>>>

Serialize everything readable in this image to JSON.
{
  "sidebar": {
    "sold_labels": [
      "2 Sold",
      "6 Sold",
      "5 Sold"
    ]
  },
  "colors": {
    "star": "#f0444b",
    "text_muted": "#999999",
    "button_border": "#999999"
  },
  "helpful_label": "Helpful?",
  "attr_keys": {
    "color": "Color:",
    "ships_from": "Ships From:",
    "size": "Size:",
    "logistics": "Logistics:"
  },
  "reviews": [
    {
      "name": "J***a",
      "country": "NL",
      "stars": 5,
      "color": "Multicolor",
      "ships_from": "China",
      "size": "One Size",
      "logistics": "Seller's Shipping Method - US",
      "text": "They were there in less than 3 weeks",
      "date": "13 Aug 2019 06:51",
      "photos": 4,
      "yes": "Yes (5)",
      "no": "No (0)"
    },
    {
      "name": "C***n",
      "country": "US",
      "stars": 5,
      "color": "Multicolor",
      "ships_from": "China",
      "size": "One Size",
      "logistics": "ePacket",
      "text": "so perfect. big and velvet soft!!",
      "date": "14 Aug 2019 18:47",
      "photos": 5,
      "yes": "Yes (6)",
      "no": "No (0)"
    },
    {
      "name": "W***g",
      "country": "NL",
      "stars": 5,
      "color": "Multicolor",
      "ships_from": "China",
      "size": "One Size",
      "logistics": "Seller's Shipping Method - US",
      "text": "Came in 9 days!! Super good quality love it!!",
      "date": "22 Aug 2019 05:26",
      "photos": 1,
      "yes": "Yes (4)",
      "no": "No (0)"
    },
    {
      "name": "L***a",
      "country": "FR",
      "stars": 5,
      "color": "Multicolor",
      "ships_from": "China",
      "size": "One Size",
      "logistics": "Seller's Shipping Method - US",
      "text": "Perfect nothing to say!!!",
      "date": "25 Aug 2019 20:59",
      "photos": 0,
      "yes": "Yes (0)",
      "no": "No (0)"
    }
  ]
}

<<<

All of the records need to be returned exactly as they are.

Serialize everything readable in this image to JSON.
{
  "sidebar": {
    "sold_labels": [
      "2 Sold",
      "6 Sold",
      "5 Sold"
    ]
  },
  "colors": {
    "star": "#f0444b",
    "text_muted": "#999999",
    "button_border": "#999999"
  },
  "helpful_label": "Helpful?",
  "attr_keys": {
    "color": "Color:",
    "ships_from": "Ships From:",
    "size": "Size:",
    "logistics": "Logistics:"
  },
  "reviews": [
    {
      "name": "J***a",
      "country": "NL",
      "stars": 5,
      "color": "Multicolor",
      "ships_from": "China",
      "size": "One Size",
      "logistics": "Seller's Shipping Method - US",
      "text": "They were there in less than 3 weeks",
      "date": "13 Aug 2019 06:51",
      "photos": 4,
      "yes": "Yes (5)",
      "no": "No (0)"
    },
    {
      "name": "C***n",
      "country": "US",
      "stars": 5,
      "color": "Multicolor",
      "ships_from": "China",
      "size": "One Size",
      "logistics": "ePacket",
      "text": "so perfect. big and velvet soft!!",
      "date": "14 Aug 2019 18:47",
      "photos": 5,
      "yes": "Yes (6)",
      "no": "No (0)"
    },
    {
      "name": "W***g",
      "country": "NL",
      "stars": 5,
      "color": "Multicolor",
      "ships_from": "China",
      "size": "One Size",
      "logistics": "Seller's Shipping Method - US",
      "text": "Came in 9 days!! Super good quality love it!!",
      "date": "22 Aug 2019 05:26",
      "photos": 1,
      "yes": "Yes (4)",
      "no": "No (0)"
    },
    {
      "name": "L***a",
      "country": "FR",
      "stars": 5,
      "color": "Multicolor",
      "ships_from": "China",
      "size": "One Size",
      "logistics": "Seller's Shipping Method - US",
      "text": "Perfect nothing to say!!!",
      "date": "25 Aug 2019 20:59",
      "photos": 0,
      "yes": "Yes (0)",
      "no": "No (0)"
    }
  ]
}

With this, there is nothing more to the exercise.